We spoke to Southampton graduates Sevim, Alex and Charley, who are now working for the Civil Service’s ‘Fast Stream’ graduate scheme about their experiences so far and why current students should consider applying.
First of all, can you briefly explain a bit about what exactly the Fast Stream programme is?
Sevim: I know that when I was a student, ‘Civil Service’ or ‘Fast Stream’ wouldn’t have meant much to me! Basically, the Civil Service is the organisation that turns the government’s ideas into action. We’re probably more familiar if you think about individual government departments. Between us, we’ve worked in the Department for Education, Ministry of Justice, Department for Work and Pensions, Department of Health, Cabinet Office and Home Office.
Charley: The Fast Stream is the Civil Service’s graduate scheme, but it’s actually more a collection of different schemes. We’re on the generalist scheme, which is one of the largest, and we get to do a huge variety of roles across many departments. There are also more specific schemes for diplomacy (so the Foreign Office), project delivery, commercial, human resources, statistics, science and engineering… Loads, actually.
What do you feel you have gained from the Fast Stream programme?
Alex: I personally feel like I’ve become much more confident since starting. While working in the Civil Service I’ve met with barristers, university deputy vice chancellors and government ministers. You get given some really challenging tasks early on in your career, so it’s a fantastic way to progress quickly.
Do you feel that your work as part of the Fast Stream has an impact?
Sevim: You only need to open a newspaper to see what the Civil Service is working on! Civil Servants are the ones who provide advice to Government Ministers and deliver their policies, as well as being responsible for large amounts of public money, so our work definitely feels important. At the moment Alex and I are working in the Department of Health. I’m looking at the effects of exiting the European Union and Alex is working on NHS finance.
Charley: I worked in the Home Office on legislation that’s going through Parliament at the moment which (among other things) makes sure children experiencing a mental health crisis are taken to a place of safety, not a police cell. Knowing you’re working on something that is going to make a tangible difference to people’s lives is a great feeling.
What does the scheme offer that makes it unique?
Sevim: Because government is involved in so many important public services, Fast Streamers get a lot of responsibility early on. It also means that there’s a really wide range of opportunities. The Civil Service’s work covers health, education, defence, justice, climate change, international aid and more. I can’t think of any other role that offers the same sort of opportunities and it gives you a real sense of purpose.
Alex: I think it’s also unique in the way that the Fast Stream is working really hard to make sure that its application process is as fair as possible. Whether you get a role is entirely based on your ability in the assessments rather than where you went to school, what you studied or anything else. Don’t be put off if you’re thinking that we’re not looking for people like you.
What further career development opportunities does the scheme offer?

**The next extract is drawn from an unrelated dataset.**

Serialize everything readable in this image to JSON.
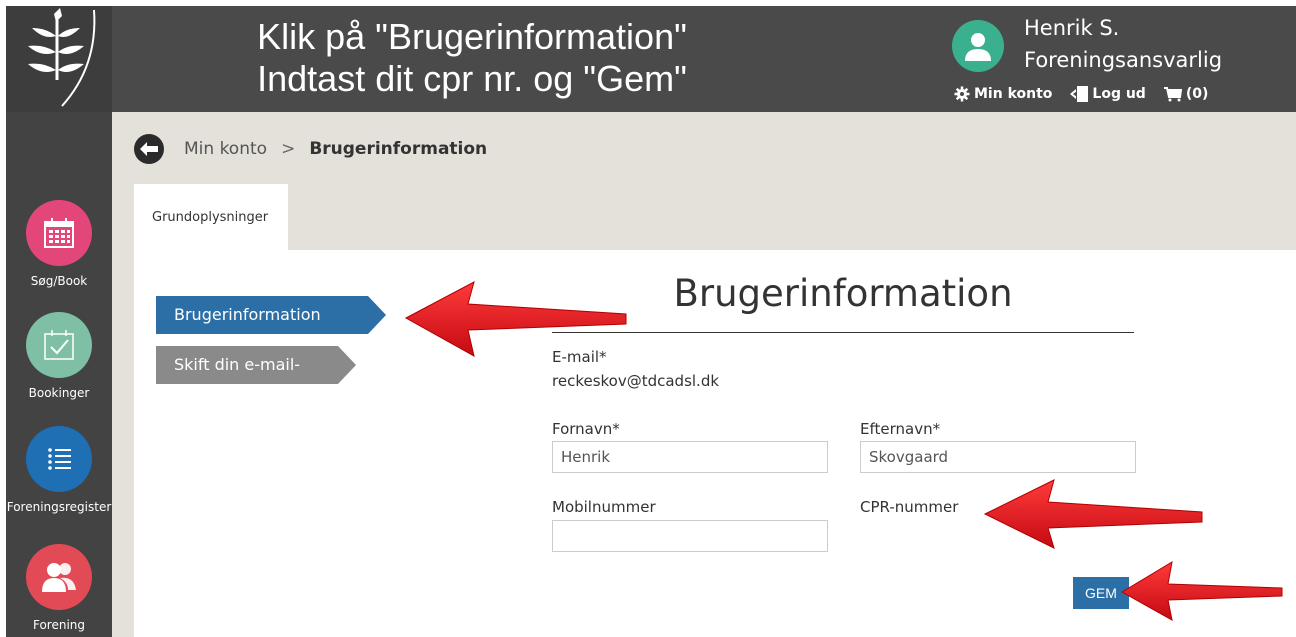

Sevim: The Fast Stream identifies people with the potential to be the senior civil servants of the future. Senior civil servants are the leaders of their departments and in many cases have responsibility for thousands of staff or billions of public money. You join at a middle management grade and postings are designed to develop your skills and experience. We also receive career development advice from dedicated staff and have regular performance discussions to check that we’re on track. On top of all that, Fast Streamers are able to access lots of training throughout their posting, with some schemes offering professional qualifications.
Alex: That’s true; while I’ve been on the scheme the Civil Service has paid for me to take a project management qualification and, as a generalist, I’m planning on taking a postgraduate certificate in leadership in my third year.
Can you describe a typical day?
Alex: It’s a clichéd answer, but in some ways there is no typical day. That being said, lots of jobs involve developing or rolling out government policies. That might sound a bit abstract, but in practice it means reviewing evidence, talking to stakeholders, or thinking about the consequences of your department doing or not doing something. As an example, in my last job I was asked to look at a particular aspect of education policy. In order to understand how the policy worked in the real world I decided to organise visits to schools to speak to students and teachers in the classroom. It was very odd being back in school, but a really valuable evidence gathering exercise.
What attracted you to the scheme initially?
Alex: You don’t need to have an interest in politics to work for the Civil Service, but I’ve always followed current affairs, so the idea of working on government policy was really appealing.
Charley: I wanted a job where I felt I was making a difference, but I wasn’t exactly sure in what area. The generalist scheme lets me try out lots of different roles, so that appealed to me.
Does degree discipline affect participation?
Charley: We’re looking for students from all degree disciplines. Many of the schemes are open to students from any degree background and there’s nothing stop you applying for more than one scheme.
The Fast Stream is open for applications until 30th November. Further details are available online. You can contact Southampton’s Fast Stream campus ambassadors at firstname.lastname@example.org or on Twitter @sotonfaststream.